  • Mountanman Hayden, ID
    Aug. 20, 2014 10:42 a.m.

    I was raised on a farm and my siblings and I worked very often from sun up to sun down, therefore if I calculate my work time at $1.00/ hour, my parents owe me $ 245K. lol

  • worf Mcallen, TX
    Aug. 20, 2014 10:26 a.m.

    Doesn't matter,- if you qualify for benefits.

    Most children are fed at school, and/or through food stamps.

    Clothes can be bought at garage sales, or thrift stores.

  • Hamath Omaha, NE
    Aug. 20, 2014 5:23 a.m.

    Many people have talked about this exact idea, but with wildly different ideas. I've heard this sentiment hundreds of times. Some people think this way and getting the more accurate numbers for those people is important to them. I've heard some say $1,000,000 per child.

    I think anyone who doesn't have a family because they want the 20,000 plus movies or whatever else is making not just a bad choice, but a very bad choice. However, there are lots of people who disagree. That is why our birthrate is dropping so much in the US. And because they think that way, that makes this article not silly. I don't agree with them. That doesn't mean their voice shouldn't be heard. Or their thinking at least fixed in someways.

    @ Shane333. Great points. I think the $245,000 is ludicrous. I've only averaged 40,000 over a 20 year period with no gov't or church support. I have 6 kids and I certainly don't think I've spent close to 245,000 for the one who is about to turn 18.

  • cjb Bountiful, UT
    Aug. 20, 2014 12:23 a.m.

    I don't believe raising a kid costs this much. One can do it well for much less.

  • Owl Salt Lake City, UT
    Aug. 19, 2014 3:27 p.m.

    This is a very silly article because it is impossible to monetize the value of children. Few parents would trade their children for $245,000. If couples put themselves first, the world is better off if they don't have children.

    Aug. 19, 2014 10:51 a.m.

    I am not exactly sure about the purpose of this article. Are you trying to tell us what we should get instead of children? Or perhaps, you are trying to inflate the egos of parents by showing them how self-sacrificing they are?
    How about, instead of this fluff piece, we see an article about how these institutions come their conclusions, if it is all based on single children or families with more than one, and how it compares to our own lives.
    I have always found these numbers to be inflated. We love and cherish our kids, but we don't send them to a summer camp that costs several thousand dollars. We own a manageable home, drive one car, and shop responsibly.
    On the other side, are childless couples really going to buy houses that cost less or take cheaper vacations? These are two factors that are often calculated into these results.
    Let's have a realistic look at these number and what they mean.
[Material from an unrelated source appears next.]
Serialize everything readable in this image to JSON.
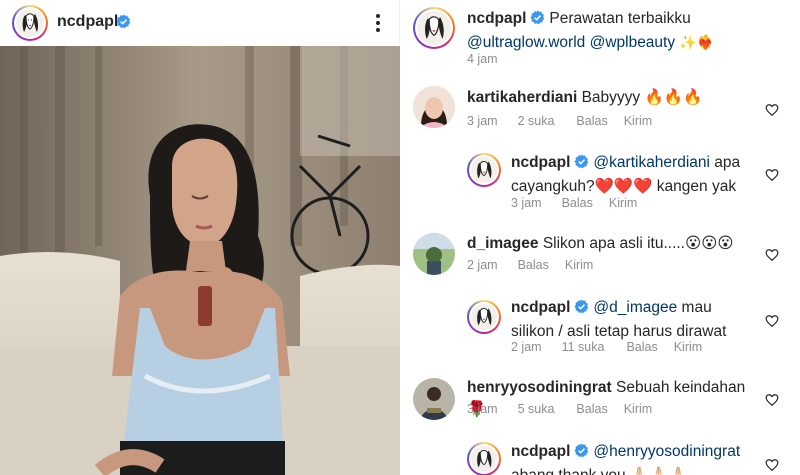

  • Shane333 Cedar Hills, UT
    Aug. 19, 2014 10:48 a.m.

    Fortunately each subsequent child after the first doesn't have to cost quite as much. A crib can be used more than once, as can a baby carrier or toddler seat for the car, or a diaper changing table, etc. Kids can double up in bedrooms.

    So each additional child doesn't have to tack on an extra $245,000. It can be less.

    Also, there are ways to shave down that $245,000. Nursing instead of using formula, for example, can save money. Shopping wisely and buying in bulk can save considerably on grocery costs as the family grows.